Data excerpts
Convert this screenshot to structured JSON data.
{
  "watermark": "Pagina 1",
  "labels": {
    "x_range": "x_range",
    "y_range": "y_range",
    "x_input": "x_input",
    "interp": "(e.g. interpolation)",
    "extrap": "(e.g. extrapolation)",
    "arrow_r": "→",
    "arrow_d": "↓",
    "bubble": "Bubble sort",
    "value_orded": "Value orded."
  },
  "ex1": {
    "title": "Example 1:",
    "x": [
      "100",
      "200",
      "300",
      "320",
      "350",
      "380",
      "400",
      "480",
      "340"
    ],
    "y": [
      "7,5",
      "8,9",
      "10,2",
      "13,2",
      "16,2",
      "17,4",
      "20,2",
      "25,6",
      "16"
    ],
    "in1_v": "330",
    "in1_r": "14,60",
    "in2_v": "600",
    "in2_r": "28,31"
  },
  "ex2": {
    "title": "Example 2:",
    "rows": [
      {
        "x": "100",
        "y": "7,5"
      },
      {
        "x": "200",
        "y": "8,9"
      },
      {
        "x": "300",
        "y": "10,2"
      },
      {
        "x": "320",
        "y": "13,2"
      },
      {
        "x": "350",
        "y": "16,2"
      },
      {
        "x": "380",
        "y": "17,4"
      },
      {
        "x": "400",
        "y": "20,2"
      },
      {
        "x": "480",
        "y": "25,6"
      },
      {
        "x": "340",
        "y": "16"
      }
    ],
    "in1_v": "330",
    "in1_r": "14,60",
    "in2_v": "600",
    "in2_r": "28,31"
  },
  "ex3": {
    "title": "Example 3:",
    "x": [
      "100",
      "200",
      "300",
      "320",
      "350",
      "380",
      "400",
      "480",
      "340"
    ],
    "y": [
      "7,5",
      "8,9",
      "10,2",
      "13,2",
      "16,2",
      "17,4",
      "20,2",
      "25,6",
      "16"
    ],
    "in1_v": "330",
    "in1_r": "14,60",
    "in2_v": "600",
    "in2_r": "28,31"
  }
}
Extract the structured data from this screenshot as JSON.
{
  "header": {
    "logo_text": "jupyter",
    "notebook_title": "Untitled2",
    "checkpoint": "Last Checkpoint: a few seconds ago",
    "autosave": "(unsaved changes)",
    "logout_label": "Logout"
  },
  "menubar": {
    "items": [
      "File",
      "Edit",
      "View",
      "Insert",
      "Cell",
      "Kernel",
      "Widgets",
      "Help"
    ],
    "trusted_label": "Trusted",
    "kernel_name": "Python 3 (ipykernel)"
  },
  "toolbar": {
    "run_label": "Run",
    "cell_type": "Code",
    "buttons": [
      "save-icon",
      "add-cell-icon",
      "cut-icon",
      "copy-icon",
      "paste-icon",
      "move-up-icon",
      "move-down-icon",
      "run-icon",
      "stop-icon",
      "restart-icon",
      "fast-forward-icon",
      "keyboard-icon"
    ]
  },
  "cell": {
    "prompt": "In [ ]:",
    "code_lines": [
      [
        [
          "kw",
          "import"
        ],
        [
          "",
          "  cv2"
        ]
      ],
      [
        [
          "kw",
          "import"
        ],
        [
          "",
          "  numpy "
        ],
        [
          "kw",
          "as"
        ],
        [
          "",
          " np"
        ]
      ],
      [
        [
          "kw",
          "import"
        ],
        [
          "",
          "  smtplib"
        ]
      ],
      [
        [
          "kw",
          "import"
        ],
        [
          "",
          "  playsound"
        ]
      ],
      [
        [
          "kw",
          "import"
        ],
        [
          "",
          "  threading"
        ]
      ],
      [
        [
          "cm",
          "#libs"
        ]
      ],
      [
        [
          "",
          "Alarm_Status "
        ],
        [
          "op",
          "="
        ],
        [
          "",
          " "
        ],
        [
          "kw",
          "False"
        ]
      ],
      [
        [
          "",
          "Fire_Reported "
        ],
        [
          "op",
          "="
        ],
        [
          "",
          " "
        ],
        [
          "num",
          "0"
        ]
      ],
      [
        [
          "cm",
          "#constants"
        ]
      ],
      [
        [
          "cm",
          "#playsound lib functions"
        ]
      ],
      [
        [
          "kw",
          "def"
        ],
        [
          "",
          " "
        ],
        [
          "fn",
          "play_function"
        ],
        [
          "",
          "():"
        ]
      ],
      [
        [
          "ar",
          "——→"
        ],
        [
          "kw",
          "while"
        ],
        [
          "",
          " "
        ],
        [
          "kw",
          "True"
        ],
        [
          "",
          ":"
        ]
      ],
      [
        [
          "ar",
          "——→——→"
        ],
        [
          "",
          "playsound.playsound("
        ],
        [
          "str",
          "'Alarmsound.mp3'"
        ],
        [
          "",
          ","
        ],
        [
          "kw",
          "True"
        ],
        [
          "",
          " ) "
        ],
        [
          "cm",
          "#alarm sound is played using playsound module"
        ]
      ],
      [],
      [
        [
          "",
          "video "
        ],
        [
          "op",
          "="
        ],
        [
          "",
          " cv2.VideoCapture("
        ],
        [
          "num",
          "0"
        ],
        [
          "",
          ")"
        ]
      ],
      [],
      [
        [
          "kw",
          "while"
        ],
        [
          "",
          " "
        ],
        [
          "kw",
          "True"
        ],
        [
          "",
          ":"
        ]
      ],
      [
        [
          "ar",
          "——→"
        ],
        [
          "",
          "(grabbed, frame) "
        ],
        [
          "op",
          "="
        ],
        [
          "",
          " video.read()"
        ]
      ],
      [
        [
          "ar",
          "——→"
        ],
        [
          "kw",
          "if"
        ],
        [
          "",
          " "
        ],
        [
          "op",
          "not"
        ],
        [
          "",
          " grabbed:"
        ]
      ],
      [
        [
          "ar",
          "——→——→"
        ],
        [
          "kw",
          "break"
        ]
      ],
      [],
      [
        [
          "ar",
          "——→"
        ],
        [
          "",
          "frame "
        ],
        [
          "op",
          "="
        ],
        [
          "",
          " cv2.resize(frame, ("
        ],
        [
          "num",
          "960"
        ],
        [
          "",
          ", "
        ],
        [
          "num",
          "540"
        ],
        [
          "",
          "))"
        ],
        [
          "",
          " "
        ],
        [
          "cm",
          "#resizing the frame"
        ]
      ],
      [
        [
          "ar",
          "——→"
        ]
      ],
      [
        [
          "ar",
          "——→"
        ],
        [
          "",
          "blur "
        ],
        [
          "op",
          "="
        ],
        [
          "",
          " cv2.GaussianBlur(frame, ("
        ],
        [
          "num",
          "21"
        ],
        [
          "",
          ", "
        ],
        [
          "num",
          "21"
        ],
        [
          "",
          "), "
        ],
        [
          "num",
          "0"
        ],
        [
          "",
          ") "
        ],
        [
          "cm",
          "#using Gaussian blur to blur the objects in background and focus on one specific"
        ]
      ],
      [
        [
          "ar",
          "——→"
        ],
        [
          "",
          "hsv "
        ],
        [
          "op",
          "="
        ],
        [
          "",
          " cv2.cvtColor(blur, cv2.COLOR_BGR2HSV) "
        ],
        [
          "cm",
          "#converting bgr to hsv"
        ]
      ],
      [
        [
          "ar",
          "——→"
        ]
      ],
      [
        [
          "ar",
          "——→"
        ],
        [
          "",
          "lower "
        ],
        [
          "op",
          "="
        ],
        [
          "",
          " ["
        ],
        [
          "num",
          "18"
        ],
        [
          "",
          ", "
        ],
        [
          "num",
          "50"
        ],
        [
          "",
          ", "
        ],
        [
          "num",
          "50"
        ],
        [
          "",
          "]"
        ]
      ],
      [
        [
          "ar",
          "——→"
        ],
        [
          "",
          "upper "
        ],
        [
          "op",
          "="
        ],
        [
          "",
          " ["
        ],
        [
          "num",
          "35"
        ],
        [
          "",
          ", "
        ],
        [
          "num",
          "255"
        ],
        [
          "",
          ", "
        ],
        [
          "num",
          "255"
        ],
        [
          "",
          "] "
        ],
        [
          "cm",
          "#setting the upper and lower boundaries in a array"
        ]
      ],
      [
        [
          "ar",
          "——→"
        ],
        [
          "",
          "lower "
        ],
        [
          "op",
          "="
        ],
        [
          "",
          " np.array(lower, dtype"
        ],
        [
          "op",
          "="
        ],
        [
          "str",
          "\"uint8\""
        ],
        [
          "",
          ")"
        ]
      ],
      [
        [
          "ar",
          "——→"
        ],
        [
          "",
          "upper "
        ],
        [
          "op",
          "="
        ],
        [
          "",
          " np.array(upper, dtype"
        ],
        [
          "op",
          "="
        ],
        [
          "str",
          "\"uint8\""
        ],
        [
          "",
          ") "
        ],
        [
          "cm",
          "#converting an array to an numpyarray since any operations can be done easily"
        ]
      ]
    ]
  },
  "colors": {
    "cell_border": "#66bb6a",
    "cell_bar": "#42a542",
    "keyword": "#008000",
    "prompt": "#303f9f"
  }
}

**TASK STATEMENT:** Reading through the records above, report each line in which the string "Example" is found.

**EXERCISE OUTPUT:**
    "title": "Example 1:",
    "title": "Example 2:",
    "title": "Example 3:",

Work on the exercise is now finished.